*Work request*.
Each entry below must come back exactly as written, without its pictures.

------------------------------------------------------------------------

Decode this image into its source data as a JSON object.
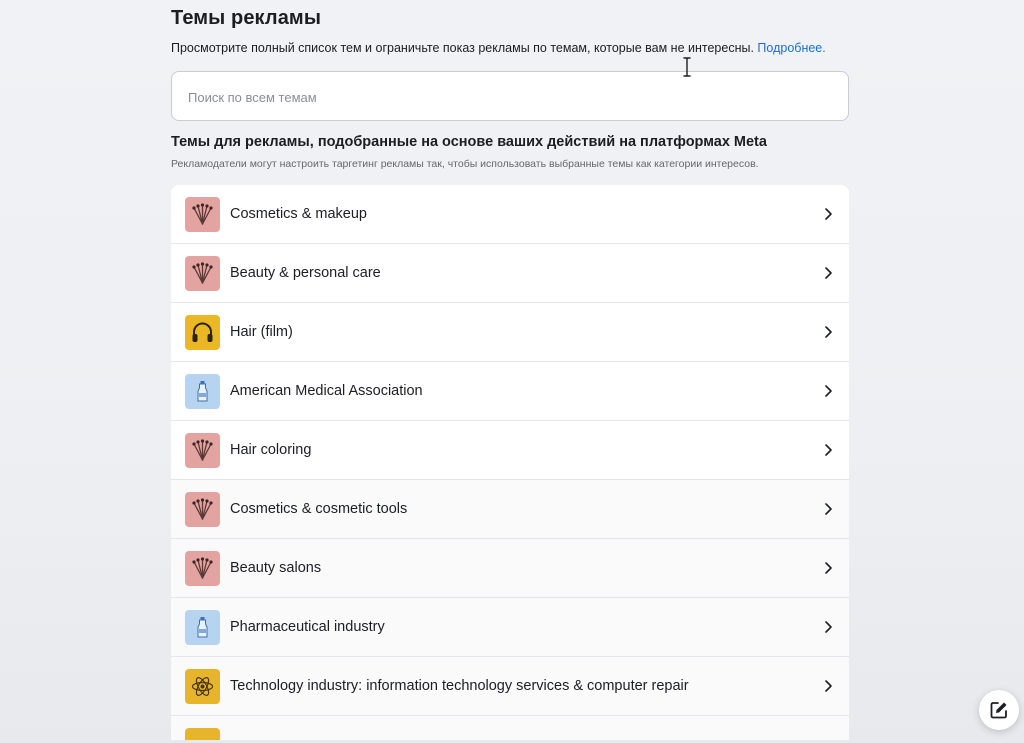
{
  "header": {
    "title": "Темы рекламы",
    "description": "Просмотрите полный список тем и ограничьте показ рекламы по темам, которые вам не интересны.",
    "learn_more": "Подробнее."
  },
  "search": {
    "placeholder": "Поиск по всем темам"
  },
  "section": {
    "title": "Темы для рекламы, подобранные на основе ваших действий на платформах Meta",
    "subtitle": "Рекламодатели могут настроить таргетинг рекламы так, чтобы использовать выбранные темы как категории интересов."
  },
  "topics": [
    {
      "label": "Cosmetics & makeup",
      "icon": "makeup-brushes-icon"
    },
    {
      "label": "Beauty & personal care",
      "icon": "makeup-brushes-icon"
    },
    {
      "label": "Hair (film)",
      "icon": "headphones-icon"
    },
    {
      "label": "American Medical Association",
      "icon": "medicine-bottle-icon"
    },
    {
      "label": "Hair coloring",
      "icon": "makeup-brushes-icon"
    },
    {
      "label": "Cosmetics & cosmetic tools",
      "icon": "makeup-brushes-icon"
    },
    {
      "label": "Beauty salons",
      "icon": "makeup-brushes-icon"
    },
    {
      "label": "Pharmaceutical industry",
      "icon": "medicine-bottle-icon"
    },
    {
      "label": "Technology industry: information technology services & computer repair",
      "icon": "atom-icon"
    }
  ],
  "colors": {
    "link": "#1a6ed8",
    "makeup_tile": "#e3a4a1",
    "headphones_tile": "#e9b824",
    "medicine_tile": "#b6d3f0",
    "atom_tile": "#e7b52c"
  },
  "fab_icon": "compose-icon"
}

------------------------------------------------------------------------

*Answer to the problem*.
Decode this image into its source data as a JSON object.
{
  "header": {
    "title": "Темы рекламы",
    "description": "Просмотрите полный список тем и ограничьте показ рекламы по темам, которые вам не интересны.",
    "learn_more": "Подробнее."
  },
  "search": {
    "placeholder": "Поиск по всем темам"
  },
  "section": {
    "title": "Темы для рекламы, подобранные на основе ваших действий на платформах Meta",
    "subtitle": "Рекламодатели могут настроить таргетинг рекламы так, чтобы использовать выбранные темы как категории интересов."
  },
  "topics": [
    {
      "label": "Cosmetics & makeup",
      "icon": "makeup-brushes-icon"
    },
    {
      "label": "Beauty & personal care",
      "icon": "makeup-brushes-icon"
    },
    {
      "label": "Hair (film)",
      "icon": "headphones-icon"
    },
    {
      "label": "American Medical Association",
      "icon": "medicine-bottle-icon"
    },
    {
      "label": "Hair coloring",
      "icon": "makeup-brushes-icon"
    },
    {
      "label": "Cosmetics & cosmetic tools",
      "icon": "makeup-brushes-icon"
    },
    {
      "label": "Beauty salons",
      "icon": "makeup-brushes-icon"
    },
    {
      "label": "Pharmaceutical industry",
      "icon": "medicine-bottle-icon"
    },
    {
      "label": "Technology industry: information technology services & computer repair",
      "icon": "atom-icon"
    }
  ],
  "colors": {
    "link": "#1a6ed8",
    "makeup_tile": "#e3a4a1",
    "headphones_tile": "#e9b824",
    "medicine_tile": "#b6d3f0",
    "atom_tile": "#e7b52c"
  },
  "fab_icon": "compose-icon"
}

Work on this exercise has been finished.